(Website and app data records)
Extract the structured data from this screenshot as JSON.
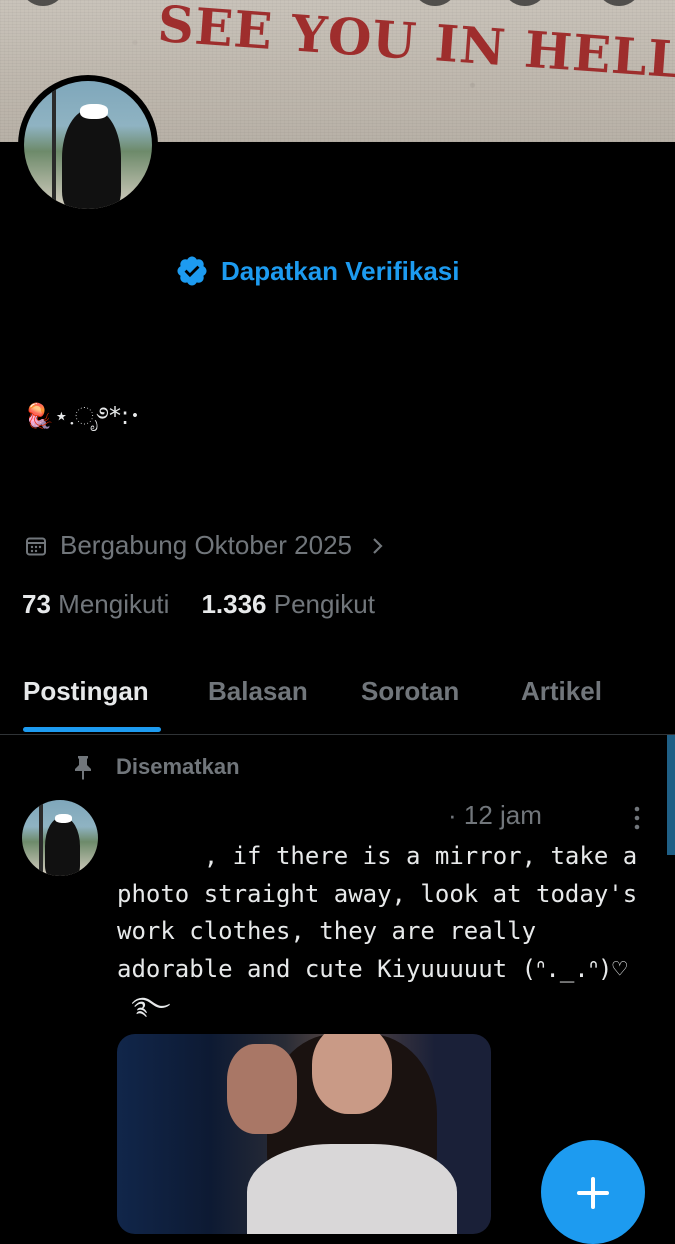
{
  "banner": {
    "text": "SEE YOU IN HELL"
  },
  "profile": {
    "verify_label": "Dapatkan Verifikasi",
    "bio": "🪼⋆.ೃ࿔*:･",
    "joined": "Bergabung Oktober 2025",
    "following_count": "73",
    "following_label": "Mengikuti",
    "followers_count": "1.336",
    "followers_label": "Pengikut"
  },
  "tabs": [
    {
      "label": "Postingan",
      "active": true
    },
    {
      "label": "Balasan",
      "active": false
    },
    {
      "label": "Sorotan",
      "active": false
    },
    {
      "label": "Artikel",
      "active": false
    }
  ],
  "post": {
    "pinned_label": "Disematkan",
    "time": "· 12 jam",
    "text": "      , if there is a mirror, take a\nphoto straight away, look at today's\nwork clothes, they are really\nadorable and cute Kiyuuuuut (ᐢ._.ᐢ)♡\n ࿐"
  },
  "colors": {
    "accent": "#1d9bf0",
    "muted": "#71767b",
    "background": "#000000",
    "text": "#e7e9ea",
    "banner_text": "#9b1f1f"
  },
  "icons": {
    "verified": "verified-badge-icon",
    "calendar": "calendar-icon",
    "chevron": "chevron-right-icon",
    "pin": "pin-icon",
    "more": "more-vertical-icon",
    "compose": "plus-icon"
  }
}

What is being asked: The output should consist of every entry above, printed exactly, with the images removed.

Output of the exercise:
Extract the structured data from this screenshot as JSON.
{
  "banner": {
    "text": "SEE YOU IN HELL"
  },
  "profile": {
    "verify_label": "Dapatkan Verifikasi",
    "bio": "🪼⋆.ೃ࿔*:･",
    "joined": "Bergabung Oktober 2025",
    "following_count": "73",
    "following_label": "Mengikuti",
    "followers_count": "1.336",
    "followers_label": "Pengikut"
  },
  "tabs": [
    {
      "label": "Postingan",
      "active": true
    },
    {
      "label": "Balasan",
      "active": false
    },
    {
      "label": "Sorotan",
      "active": false
    },
    {
      "label": "Artikel",
      "active": false
    }
  ],
  "post": {
    "pinned_label": "Disematkan",
    "time": "· 12 jam",
    "text": "      , if there is a mirror, take a\nphoto straight away, look at today's\nwork clothes, they are really\nadorable and cute Kiyuuuuut (ᐢ._.ᐢ)♡\n ࿐"
  },
  "colors": {
    "accent": "#1d9bf0",
    "muted": "#71767b",
    "background": "#000000",
    "text": "#e7e9ea",
    "banner_text": "#9b1f1f"
  },
  "icons": {
    "verified": "verified-badge-icon",
    "calendar": "calendar-icon",
    "chevron": "chevron-right-icon",
    "pin": "pin-icon",
    "more": "more-vertical-icon",
    "compose": "plus-icon"
  }
}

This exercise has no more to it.